## MATERIAL SUPPLIED
···

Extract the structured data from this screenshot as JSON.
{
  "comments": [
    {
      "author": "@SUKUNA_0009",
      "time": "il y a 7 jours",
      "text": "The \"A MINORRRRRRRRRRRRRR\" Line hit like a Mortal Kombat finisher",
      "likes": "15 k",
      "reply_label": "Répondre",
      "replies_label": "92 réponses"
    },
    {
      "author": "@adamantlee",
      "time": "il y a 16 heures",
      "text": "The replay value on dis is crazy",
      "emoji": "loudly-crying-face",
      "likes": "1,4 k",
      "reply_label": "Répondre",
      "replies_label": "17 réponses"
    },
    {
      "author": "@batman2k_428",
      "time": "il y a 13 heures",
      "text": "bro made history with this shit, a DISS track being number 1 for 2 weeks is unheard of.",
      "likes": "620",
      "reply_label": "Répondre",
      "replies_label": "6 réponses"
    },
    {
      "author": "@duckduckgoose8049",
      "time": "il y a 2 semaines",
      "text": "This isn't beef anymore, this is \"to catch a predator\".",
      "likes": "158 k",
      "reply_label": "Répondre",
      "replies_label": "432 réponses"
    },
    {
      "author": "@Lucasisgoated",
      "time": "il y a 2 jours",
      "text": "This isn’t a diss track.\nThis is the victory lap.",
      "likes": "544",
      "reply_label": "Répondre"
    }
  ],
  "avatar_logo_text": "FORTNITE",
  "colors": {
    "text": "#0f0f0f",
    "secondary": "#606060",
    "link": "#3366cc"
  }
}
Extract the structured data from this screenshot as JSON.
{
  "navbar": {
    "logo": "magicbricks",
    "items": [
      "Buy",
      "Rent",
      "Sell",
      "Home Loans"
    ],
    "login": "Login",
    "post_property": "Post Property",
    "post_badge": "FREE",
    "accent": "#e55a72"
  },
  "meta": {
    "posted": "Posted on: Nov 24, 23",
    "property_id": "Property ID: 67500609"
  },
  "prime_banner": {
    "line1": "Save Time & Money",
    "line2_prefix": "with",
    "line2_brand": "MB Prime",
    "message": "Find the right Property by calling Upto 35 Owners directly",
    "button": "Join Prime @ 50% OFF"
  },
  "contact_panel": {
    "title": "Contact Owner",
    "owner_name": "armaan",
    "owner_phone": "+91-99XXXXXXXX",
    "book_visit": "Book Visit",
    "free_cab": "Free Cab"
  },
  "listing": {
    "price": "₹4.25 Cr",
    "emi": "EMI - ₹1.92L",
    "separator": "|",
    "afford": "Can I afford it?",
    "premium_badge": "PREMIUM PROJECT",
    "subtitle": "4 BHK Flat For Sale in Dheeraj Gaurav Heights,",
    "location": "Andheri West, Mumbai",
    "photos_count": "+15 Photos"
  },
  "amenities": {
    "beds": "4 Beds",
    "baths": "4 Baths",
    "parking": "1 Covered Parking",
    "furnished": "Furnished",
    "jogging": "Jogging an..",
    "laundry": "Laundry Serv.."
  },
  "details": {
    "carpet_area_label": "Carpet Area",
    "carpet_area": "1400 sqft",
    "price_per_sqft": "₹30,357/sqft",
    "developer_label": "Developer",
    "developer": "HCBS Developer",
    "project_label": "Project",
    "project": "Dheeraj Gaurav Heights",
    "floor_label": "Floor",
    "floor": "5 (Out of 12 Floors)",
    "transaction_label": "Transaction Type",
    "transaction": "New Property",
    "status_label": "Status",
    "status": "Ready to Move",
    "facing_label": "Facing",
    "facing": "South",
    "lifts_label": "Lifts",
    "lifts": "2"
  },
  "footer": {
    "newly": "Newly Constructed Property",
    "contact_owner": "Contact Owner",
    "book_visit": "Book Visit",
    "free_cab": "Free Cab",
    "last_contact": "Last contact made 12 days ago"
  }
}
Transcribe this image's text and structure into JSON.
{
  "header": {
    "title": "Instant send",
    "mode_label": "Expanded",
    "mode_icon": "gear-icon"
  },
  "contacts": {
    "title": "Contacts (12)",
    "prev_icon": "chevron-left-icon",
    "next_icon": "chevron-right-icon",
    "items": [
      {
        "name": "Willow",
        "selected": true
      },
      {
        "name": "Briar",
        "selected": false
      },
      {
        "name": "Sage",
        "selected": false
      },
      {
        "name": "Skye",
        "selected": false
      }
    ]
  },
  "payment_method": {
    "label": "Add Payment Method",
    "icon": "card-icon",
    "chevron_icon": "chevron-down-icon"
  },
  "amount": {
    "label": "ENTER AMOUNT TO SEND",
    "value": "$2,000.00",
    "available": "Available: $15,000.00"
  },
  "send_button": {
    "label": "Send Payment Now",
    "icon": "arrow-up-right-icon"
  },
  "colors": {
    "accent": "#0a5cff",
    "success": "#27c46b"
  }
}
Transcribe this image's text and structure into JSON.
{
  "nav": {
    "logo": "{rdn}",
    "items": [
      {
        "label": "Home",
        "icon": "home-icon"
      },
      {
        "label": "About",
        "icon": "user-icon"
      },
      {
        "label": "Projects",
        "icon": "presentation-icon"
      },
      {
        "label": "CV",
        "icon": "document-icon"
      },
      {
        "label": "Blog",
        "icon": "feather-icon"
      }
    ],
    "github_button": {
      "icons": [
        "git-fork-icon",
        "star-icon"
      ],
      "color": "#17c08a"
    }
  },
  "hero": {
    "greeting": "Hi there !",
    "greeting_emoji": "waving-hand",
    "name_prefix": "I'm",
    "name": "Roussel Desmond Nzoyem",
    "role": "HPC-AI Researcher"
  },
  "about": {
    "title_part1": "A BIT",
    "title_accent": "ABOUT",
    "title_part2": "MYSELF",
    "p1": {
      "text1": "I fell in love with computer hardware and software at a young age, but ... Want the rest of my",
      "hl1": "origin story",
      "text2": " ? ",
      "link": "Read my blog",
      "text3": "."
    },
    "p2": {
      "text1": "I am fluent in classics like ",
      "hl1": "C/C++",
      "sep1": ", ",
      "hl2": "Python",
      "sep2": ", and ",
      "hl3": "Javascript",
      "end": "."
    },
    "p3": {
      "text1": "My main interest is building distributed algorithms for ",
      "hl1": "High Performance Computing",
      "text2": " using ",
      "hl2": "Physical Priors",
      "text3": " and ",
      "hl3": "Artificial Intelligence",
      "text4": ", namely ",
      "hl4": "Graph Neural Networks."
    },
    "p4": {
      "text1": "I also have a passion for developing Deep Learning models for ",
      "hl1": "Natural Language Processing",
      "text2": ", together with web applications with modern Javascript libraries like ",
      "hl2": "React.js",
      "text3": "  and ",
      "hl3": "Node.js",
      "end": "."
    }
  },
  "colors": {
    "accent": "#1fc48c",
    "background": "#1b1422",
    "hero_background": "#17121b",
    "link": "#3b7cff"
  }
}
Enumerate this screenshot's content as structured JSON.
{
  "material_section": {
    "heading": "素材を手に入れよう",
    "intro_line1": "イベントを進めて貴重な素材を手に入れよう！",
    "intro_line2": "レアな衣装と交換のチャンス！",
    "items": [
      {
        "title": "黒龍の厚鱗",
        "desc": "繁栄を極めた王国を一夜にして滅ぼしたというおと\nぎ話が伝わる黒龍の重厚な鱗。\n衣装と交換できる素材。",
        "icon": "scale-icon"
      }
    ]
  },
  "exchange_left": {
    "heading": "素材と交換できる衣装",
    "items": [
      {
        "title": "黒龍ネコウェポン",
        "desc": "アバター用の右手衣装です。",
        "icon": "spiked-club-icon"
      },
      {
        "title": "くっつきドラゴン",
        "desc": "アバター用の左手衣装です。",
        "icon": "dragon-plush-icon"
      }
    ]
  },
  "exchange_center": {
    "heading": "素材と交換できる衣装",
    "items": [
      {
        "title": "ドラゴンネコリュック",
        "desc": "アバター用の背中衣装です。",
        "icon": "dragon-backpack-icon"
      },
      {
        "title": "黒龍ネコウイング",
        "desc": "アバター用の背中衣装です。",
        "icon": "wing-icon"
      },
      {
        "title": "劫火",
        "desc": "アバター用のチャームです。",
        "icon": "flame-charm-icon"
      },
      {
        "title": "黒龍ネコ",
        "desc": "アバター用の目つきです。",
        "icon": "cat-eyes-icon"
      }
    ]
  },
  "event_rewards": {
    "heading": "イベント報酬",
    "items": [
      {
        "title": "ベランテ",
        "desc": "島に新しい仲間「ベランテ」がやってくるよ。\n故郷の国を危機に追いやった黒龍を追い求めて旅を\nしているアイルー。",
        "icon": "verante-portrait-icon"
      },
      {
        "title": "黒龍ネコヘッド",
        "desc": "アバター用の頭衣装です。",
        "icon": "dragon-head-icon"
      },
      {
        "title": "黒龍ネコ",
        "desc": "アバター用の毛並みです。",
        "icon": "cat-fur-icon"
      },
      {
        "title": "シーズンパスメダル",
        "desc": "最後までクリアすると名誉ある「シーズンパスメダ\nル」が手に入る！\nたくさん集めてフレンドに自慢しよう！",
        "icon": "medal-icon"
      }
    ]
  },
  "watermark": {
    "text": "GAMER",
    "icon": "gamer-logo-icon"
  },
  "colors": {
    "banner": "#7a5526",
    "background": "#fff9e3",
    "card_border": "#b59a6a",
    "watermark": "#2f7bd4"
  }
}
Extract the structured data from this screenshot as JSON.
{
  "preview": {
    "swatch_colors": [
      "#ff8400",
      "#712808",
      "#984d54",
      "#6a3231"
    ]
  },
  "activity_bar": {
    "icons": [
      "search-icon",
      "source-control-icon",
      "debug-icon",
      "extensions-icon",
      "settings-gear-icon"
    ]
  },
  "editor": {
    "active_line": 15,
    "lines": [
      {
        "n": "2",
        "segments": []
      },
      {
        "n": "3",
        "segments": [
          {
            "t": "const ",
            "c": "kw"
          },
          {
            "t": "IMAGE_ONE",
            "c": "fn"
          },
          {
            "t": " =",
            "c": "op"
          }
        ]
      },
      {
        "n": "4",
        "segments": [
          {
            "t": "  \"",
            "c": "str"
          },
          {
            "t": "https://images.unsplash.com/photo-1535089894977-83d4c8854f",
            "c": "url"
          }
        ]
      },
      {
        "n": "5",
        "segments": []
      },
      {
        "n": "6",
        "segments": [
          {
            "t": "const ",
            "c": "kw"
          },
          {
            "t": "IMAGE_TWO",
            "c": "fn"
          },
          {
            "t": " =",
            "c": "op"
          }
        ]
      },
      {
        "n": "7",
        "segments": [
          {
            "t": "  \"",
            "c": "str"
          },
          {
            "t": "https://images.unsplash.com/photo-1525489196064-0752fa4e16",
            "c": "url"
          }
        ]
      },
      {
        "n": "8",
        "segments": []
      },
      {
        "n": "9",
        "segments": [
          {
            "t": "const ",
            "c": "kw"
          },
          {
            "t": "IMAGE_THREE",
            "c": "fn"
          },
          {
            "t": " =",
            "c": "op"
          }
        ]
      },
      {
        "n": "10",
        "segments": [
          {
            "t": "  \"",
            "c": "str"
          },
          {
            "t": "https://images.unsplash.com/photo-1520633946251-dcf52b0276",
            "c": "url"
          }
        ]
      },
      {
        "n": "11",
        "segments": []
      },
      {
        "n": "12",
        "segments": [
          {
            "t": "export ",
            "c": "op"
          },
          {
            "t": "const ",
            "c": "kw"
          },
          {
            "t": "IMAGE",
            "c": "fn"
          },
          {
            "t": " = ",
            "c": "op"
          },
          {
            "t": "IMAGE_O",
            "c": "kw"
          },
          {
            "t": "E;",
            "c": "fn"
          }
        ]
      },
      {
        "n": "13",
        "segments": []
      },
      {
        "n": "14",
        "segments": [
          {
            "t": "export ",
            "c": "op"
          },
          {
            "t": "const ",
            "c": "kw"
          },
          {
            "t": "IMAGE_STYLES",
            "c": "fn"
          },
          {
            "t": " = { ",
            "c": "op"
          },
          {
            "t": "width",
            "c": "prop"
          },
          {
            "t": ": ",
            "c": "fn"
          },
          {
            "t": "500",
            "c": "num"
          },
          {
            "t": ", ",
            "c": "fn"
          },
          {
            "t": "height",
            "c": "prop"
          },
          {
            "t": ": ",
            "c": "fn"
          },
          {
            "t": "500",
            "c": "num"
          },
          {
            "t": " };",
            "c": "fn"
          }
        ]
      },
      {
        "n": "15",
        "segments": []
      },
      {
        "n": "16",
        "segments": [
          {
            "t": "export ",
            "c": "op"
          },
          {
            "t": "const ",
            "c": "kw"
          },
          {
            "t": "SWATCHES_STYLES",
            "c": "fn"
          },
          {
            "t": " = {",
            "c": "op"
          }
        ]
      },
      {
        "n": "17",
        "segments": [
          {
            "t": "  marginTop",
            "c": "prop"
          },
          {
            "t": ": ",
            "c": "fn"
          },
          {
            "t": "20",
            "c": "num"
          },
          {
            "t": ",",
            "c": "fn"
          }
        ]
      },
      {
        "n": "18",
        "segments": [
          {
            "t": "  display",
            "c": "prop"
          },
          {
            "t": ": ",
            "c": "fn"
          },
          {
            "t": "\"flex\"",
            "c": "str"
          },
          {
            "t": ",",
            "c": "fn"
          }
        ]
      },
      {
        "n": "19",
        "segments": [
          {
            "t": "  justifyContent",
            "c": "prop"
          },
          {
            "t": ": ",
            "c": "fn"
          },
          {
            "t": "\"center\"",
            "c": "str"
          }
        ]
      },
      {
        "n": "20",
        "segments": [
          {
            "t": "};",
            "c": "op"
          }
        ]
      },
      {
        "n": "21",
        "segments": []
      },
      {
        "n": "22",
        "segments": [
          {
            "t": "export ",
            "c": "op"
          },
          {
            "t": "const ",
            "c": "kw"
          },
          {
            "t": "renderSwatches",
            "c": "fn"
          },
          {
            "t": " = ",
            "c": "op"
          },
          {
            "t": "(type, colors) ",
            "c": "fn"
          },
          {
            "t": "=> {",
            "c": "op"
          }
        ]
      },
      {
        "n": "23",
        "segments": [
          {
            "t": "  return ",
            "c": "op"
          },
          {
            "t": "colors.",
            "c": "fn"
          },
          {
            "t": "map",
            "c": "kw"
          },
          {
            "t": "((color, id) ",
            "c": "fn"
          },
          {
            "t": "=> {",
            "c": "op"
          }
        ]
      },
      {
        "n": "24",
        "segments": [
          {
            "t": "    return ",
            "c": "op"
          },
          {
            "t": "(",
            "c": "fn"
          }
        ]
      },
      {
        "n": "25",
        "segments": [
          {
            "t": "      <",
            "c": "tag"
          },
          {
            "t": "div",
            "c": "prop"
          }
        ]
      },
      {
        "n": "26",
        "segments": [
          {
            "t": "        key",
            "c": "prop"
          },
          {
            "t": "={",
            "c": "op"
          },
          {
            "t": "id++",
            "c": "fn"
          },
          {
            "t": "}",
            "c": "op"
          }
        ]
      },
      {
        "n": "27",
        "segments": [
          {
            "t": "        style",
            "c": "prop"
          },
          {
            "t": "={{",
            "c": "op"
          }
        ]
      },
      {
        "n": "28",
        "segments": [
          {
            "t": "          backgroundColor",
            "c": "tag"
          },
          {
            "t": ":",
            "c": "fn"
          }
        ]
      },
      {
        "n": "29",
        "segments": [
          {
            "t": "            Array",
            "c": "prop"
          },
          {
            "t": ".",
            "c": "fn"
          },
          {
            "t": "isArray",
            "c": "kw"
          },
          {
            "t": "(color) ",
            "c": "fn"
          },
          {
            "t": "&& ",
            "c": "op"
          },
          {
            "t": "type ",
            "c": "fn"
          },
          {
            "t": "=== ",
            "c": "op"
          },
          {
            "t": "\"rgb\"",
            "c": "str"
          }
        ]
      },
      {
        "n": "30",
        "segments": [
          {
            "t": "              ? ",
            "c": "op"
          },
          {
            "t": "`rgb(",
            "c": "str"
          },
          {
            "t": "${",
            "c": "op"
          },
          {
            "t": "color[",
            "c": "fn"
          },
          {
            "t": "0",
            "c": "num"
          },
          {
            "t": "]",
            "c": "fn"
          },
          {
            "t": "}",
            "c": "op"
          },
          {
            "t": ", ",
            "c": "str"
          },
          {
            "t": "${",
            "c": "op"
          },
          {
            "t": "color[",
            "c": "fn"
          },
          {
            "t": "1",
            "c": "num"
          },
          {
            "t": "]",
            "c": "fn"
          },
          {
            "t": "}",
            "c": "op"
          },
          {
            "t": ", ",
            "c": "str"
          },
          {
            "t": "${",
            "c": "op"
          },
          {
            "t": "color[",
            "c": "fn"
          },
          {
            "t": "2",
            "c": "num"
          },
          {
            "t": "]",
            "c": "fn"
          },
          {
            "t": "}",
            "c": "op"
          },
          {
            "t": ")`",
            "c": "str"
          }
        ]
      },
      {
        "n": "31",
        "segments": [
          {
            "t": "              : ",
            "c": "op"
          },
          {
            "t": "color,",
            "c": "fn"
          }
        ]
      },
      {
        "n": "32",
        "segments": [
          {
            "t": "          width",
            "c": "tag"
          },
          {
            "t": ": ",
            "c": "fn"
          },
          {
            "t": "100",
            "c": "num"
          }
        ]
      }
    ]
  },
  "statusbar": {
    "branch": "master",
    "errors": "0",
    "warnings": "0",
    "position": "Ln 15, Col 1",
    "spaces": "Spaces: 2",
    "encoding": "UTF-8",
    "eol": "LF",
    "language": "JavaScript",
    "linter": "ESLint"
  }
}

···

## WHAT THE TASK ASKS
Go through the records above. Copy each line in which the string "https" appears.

## ANSWER BOX
            "t": "https://images.unsplash.com/photo-1535089894977-83d4c8854f",
            "t": "https://images.unsplash.com/photo-1525489196064-0752fa4e16",
            "t": "https://images.unsplash.com/photo-1520633946251-dcf52b0276",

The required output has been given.